- 37% of the clients have very low food security (Table 126.96.36.199).
- Among households with children, 84% are food insecure and 34% are food insecure with very low food security (Table 188.8.131.52).
Many clients report having to choose between food and other necessities
- 42% of clients served by The Vermont Foodbank, Inc report having to choose between paying for food and paying for utilities or heating fuel (Table 6.5.1).
- 34% had to choose between paying for food and paying their rent or mortgage (Table 6.5.1).
- 23% had to choose between paying for food and paying for medicine or medical care (Table 6.5.1).
- 30% had to choose between paying for food and paying for transportation (Table 6.5.1).
- 42% had to choose between paying for food and paying for gas for a car (Table 6.5.1).
Do clients also receive food assistance from the government?
- 61% of client households served by The Vermont Foodbank, Inc are receiving Supplemental Nutrition Assistance Program (SNAP) benefits (Table 7.1.1); however, it is likely that many more are eligible (Table 7.3.2).
- Among households with children ages 0-3 years, n.p. participate in the Special Supplemental Nutrition Program for Women, Infants, and Children (WIC) (Table 7.4.1).
- Among households with school-age children, 66% and 63%, respectively, participate in the federal school lunch and school breakfast programs (Table 7.4.1).
- Among households with school-age children, 11% participate in the summer food program (Table 7.4.1).
Many clients are in poor health
- 25% of households served by The Vermont Foodbank, Inc report having at least one household member in poor health (Table 8.1.1).
Most clients are satisfied with the services they receives from the Vermont Foodbank
- 87% of adult clients said they were either "very satisfied" or "somewhat satisfied" with the amount of food they received from their provider; 94% were satisfied with the quality of the food they received (Table 9.2.1).
How larger is the Vermont Foodbank?
- The Vermont Foodbank, Inc included approximately 252 agencies at the administration of this survey, of which 252 have responded to the agency survey. Of the responding agencies, 162 had at least one food pantry, soup kitchen, or shelter.
What kinds of organizations operate emergency food programs of the Vermont Foodbank?
- 40% of pantries, 30% of kitchens, and 11% of shelters are run by faith-based agencies affiliated with churches, mosques, synagogues, and other religious organizations (Table 10.6.1).
- At the agency level, 35% of agencies with at least one pantry, kitchen, or shelter and 26% of all agencies including those with other types of programs are faith-based (Table 10.6.1).
- Private nonprofit organizations with no religious affiliation make up a large share of other types of agencies (Table 10.6.1).
Have agencies with emergency food providers reported changes in the number of clients seeking services?

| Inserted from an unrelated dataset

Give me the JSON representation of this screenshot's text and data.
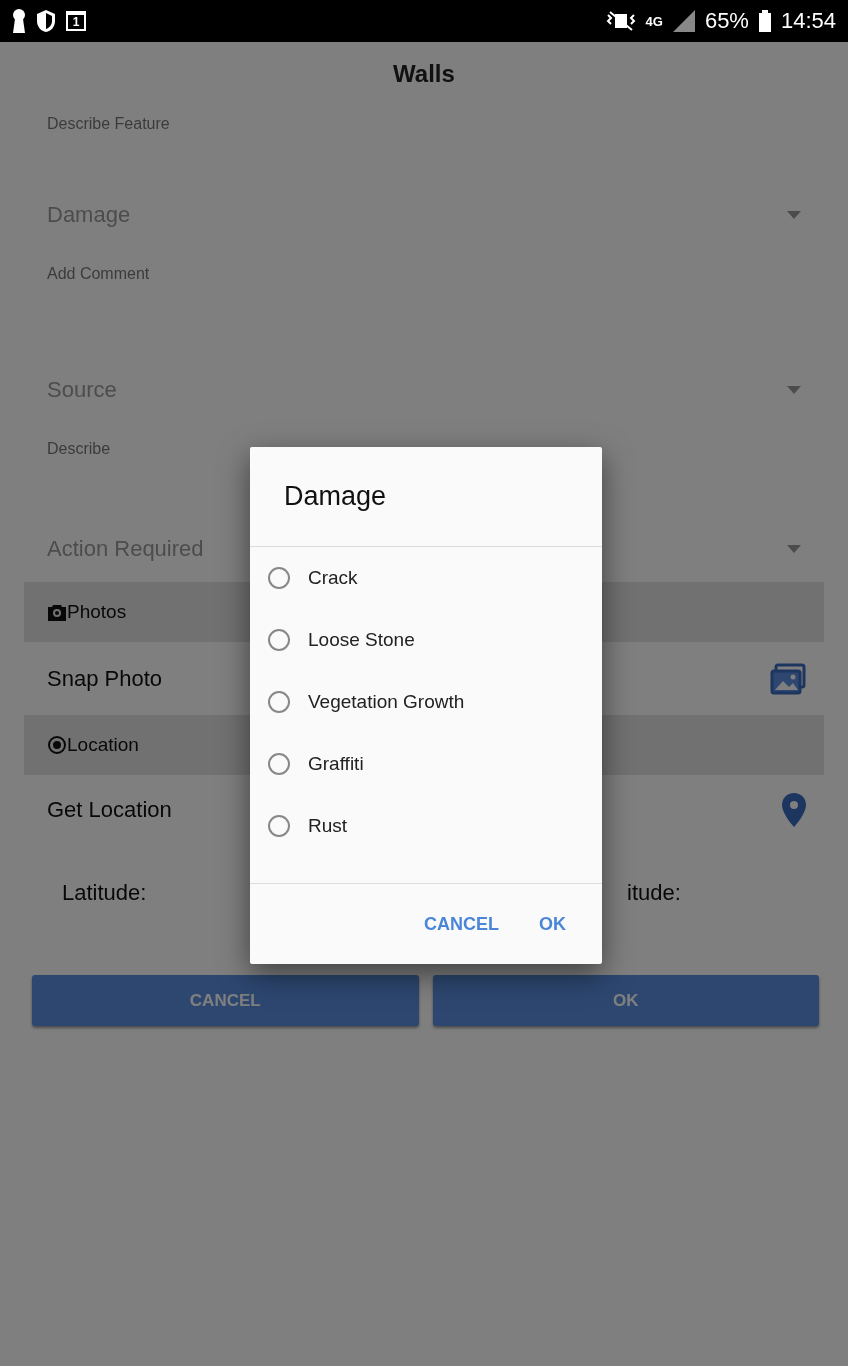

- Among programs that existed in 2006, 83% of pantries, 80% of kitchens, and 71% of shelters of The Vermont Foodbank, Inc reported that there had been an increase since 2006 in the number of clients who come to their emergency food program sites (Table 10.8.1).
Where do agencies with emergency food providers obtain their food?

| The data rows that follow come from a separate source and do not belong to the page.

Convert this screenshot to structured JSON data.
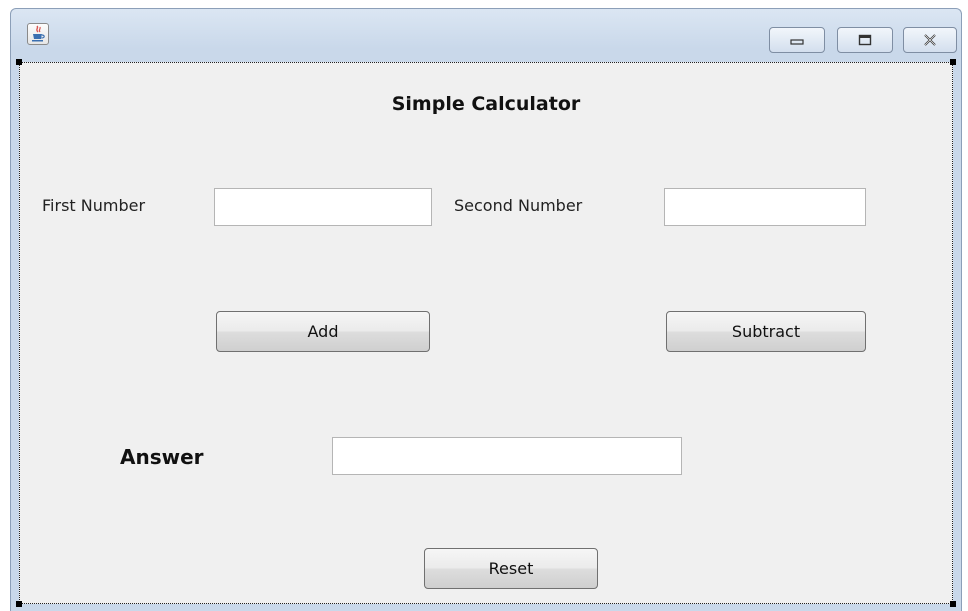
{
  "window": {
    "controls": {
      "minimize_icon": "minimize-icon",
      "maximize_icon": "maximize-icon",
      "close_icon": "close-icon"
    },
    "app_icon": "java-coffee-cup-icon"
  },
  "form": {
    "title": "Simple Calculator",
    "first_number_label": "First Number",
    "first_number_value": "",
    "second_number_label": "Second Number",
    "second_number_value": "",
    "add_label": "Add",
    "subtract_label": "Subtract",
    "answer_label": "Answer",
    "answer_value": "",
    "reset_label": "Reset"
  },
  "colors": {
    "titlebar": "#c9d8ea",
    "panel": "#f0f0f0"
  }
}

- Food banks are by far the single most important source of food for agencies with emergency food providers, accounting for 71% of the food distributed by pantries, 36% of the food distributed by kitchens, and 36% of the food distributed by shelters (Table 13.1.1).
- Other important sources of food include religious organizations, government, and direct purchases from wholesalers and retailers (Table 13.1.1).

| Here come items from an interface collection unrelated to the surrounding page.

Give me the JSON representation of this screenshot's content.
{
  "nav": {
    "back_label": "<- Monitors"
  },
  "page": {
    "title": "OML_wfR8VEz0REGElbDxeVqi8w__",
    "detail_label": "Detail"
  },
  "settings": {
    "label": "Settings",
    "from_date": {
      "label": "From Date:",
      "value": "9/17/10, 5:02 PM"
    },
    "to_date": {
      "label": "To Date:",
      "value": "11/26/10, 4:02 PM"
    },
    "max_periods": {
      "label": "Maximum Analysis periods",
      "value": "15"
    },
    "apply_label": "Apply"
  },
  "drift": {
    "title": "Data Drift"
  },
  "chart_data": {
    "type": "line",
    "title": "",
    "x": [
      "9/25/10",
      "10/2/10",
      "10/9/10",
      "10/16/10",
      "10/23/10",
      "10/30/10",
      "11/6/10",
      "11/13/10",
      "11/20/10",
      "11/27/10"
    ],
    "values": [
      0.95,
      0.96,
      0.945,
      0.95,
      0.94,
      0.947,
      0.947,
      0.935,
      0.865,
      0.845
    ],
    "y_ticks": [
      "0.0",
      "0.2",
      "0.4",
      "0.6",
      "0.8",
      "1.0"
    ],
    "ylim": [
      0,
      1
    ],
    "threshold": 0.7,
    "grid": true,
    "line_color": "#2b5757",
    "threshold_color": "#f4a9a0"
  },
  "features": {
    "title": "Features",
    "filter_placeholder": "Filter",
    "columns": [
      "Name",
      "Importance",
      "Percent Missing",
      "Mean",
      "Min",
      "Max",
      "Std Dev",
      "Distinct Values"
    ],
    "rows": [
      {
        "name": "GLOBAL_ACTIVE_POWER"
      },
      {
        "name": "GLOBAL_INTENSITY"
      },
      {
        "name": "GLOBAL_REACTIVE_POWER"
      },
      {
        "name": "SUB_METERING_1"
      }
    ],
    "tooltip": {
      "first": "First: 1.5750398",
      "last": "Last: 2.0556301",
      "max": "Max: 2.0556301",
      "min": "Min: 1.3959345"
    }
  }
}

- 56% of pantries, 24% of kitchens, and 17% of shelters receive food from The Emergency Food Assistance Program (Table 13.1.1).
Volunteers are extremely important to the Feeding America network
- As many as 91% of pantries, 91% of kitchens, and 59% of shelters in The Vermont Foodbank, Inc use volunteers (Table 13.2.1).
- Many programs rely entirely on volunteers; 63% of pantry programs and 28% of kitchens have no paid staff at all (Table 13.2.1).